Material for the task:
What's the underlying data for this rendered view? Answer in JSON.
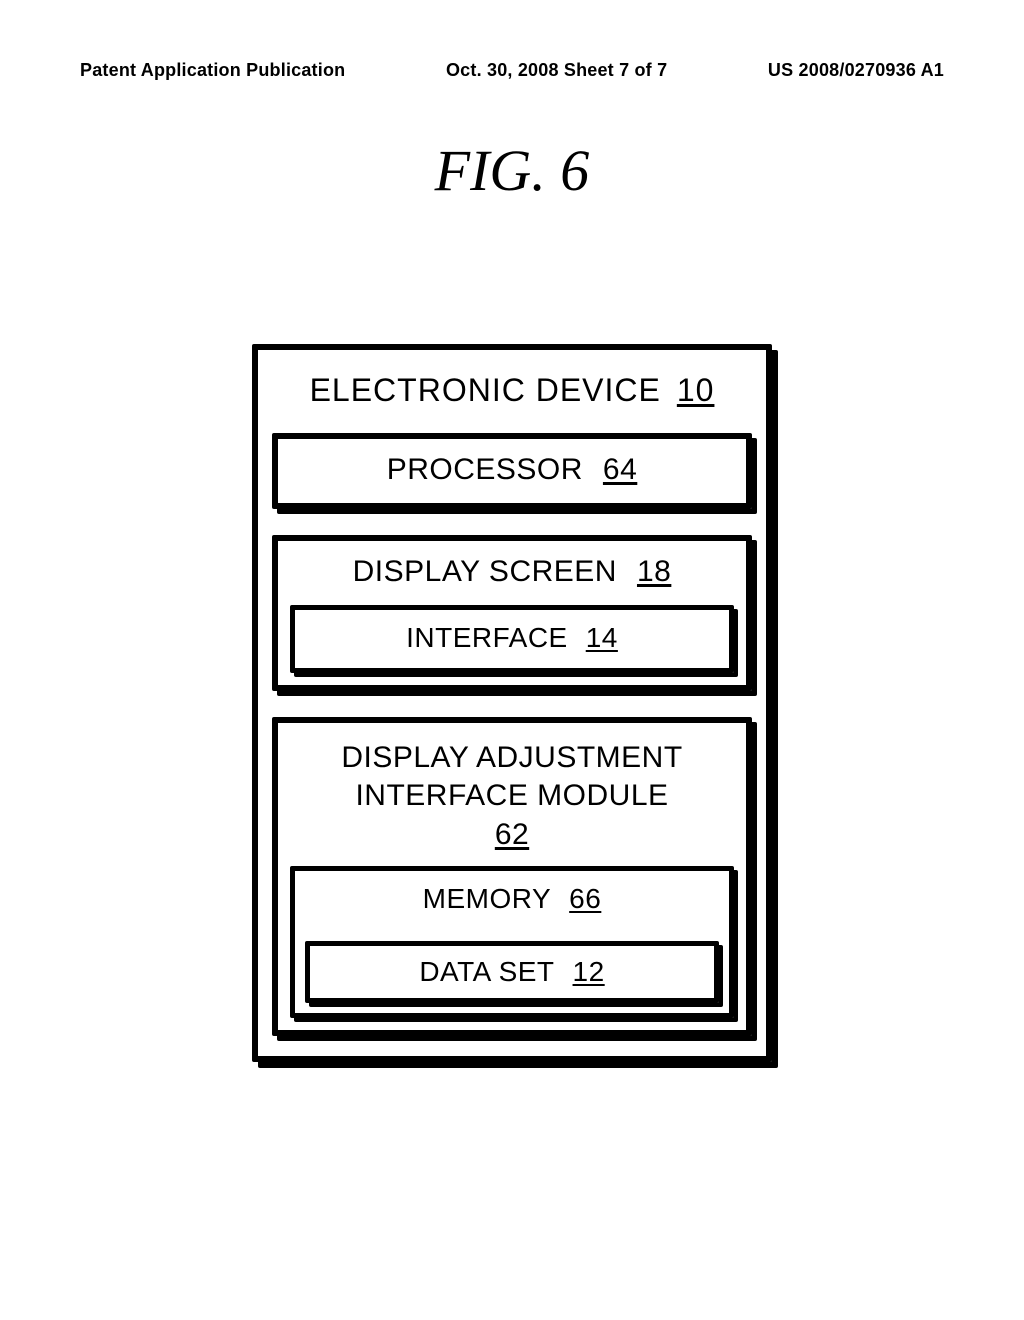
{
  "header": {
    "left": "Patent Application Publication",
    "center": "Oct. 30, 2008   Sheet 7 of 7",
    "right": "US 2008/0270936 A1"
  },
  "figure_title": "FIG. 6",
  "device": {
    "label": "ELECTRONIC DEVICE",
    "ref": "10",
    "processor": {
      "label": "PROCESSOR",
      "ref": "64"
    },
    "display_screen": {
      "label": "DISPLAY SCREEN",
      "ref": "18",
      "interface": {
        "label": "INTERFACE",
        "ref": "14"
      }
    },
    "adjustment_module": {
      "label": "DISPLAY ADJUSTMENT\nINTERFACE MODULE",
      "ref": "62",
      "memory": {
        "label": "MEMORY",
        "ref": "66",
        "dataset": {
          "label": "DATA SET",
          "ref": "12"
        }
      }
    }
  }
}
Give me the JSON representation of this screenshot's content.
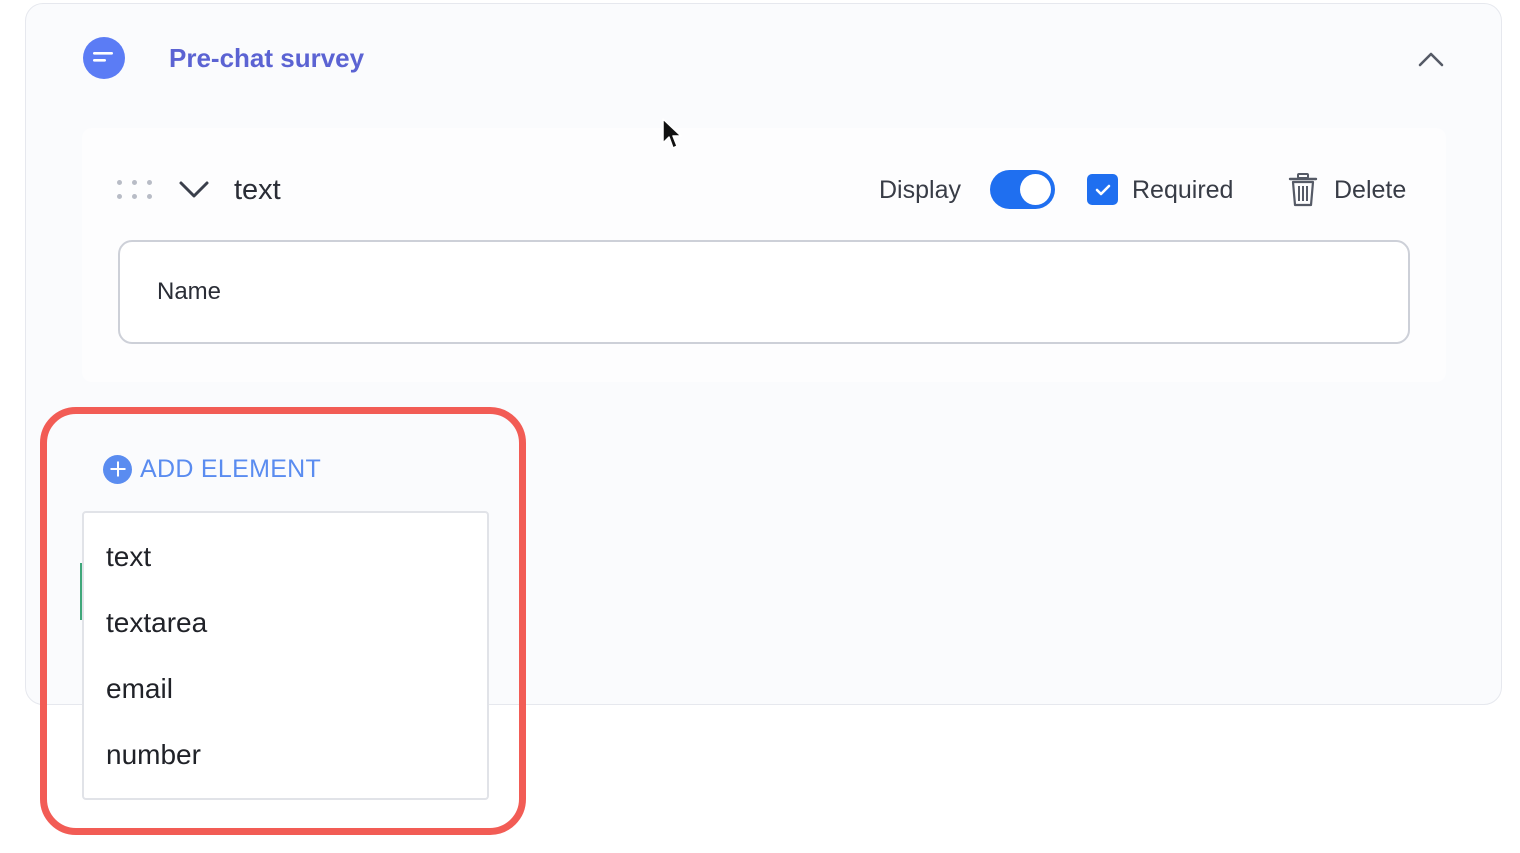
{
  "section": {
    "title": "Pre-chat survey",
    "icon": "chat-bubble-icon",
    "accent_color": "#5b63d3"
  },
  "field": {
    "type_label": "text",
    "display_label": "Display",
    "display_on": true,
    "required_label": "Required",
    "required_checked": true,
    "delete_label": "Delete",
    "input_value": "Name",
    "toggle_color": "#1f6ff0"
  },
  "add_element": {
    "label": "ADD ELEMENT",
    "color": "#5a8cf0",
    "options": [
      "text",
      "textarea",
      "email",
      "number"
    ]
  },
  "highlight_color": "#f25c55"
}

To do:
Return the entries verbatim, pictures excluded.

Solution to the problem:
What's the underlying data for this rendered view? Answer in JSON.
{
  "header": {
    "left": "Patent Application Publication",
    "center": "Oct. 30, 2008   Sheet 7 of 7",
    "right": "US 2008/0270936 A1"
  },
  "figure_title": "FIG. 6",
  "device": {
    "label": "ELECTRONIC DEVICE",
    "ref": "10",
    "processor": {
      "label": "PROCESSOR",
      "ref": "64"
    },
    "display_screen": {
      "label": "DISPLAY SCREEN",
      "ref": "18",
      "interface": {
        "label": "INTERFACE",
        "ref": "14"
      }
    },
    "adjustment_module": {
      "label": "DISPLAY ADJUSTMENT\nINTERFACE MODULE",
      "ref": "62",
      "memory": {
        "label": "MEMORY",
        "ref": "66",
        "dataset": {
          "label": "DATA SET",
          "ref": "12"
        }
      }
    }
  }
}
Give me the JSON representation of this screenshot's content.
{
  "section": {
    "title": "Pre-chat survey",
    "icon": "chat-bubble-icon",
    "accent_color": "#5b63d3"
  },
  "field": {
    "type_label": "text",
    "display_label": "Display",
    "display_on": true,
    "required_label": "Required",
    "required_checked": true,
    "delete_label": "Delete",
    "input_value": "Name",
    "toggle_color": "#1f6ff0"
  },
  "add_element": {
    "label": "ADD ELEMENT",
    "color": "#5a8cf0",
    "options": [
      "text",
      "textarea",
      "email",
      "number"
    ]
  },
  "highlight_color": "#f25c55"
}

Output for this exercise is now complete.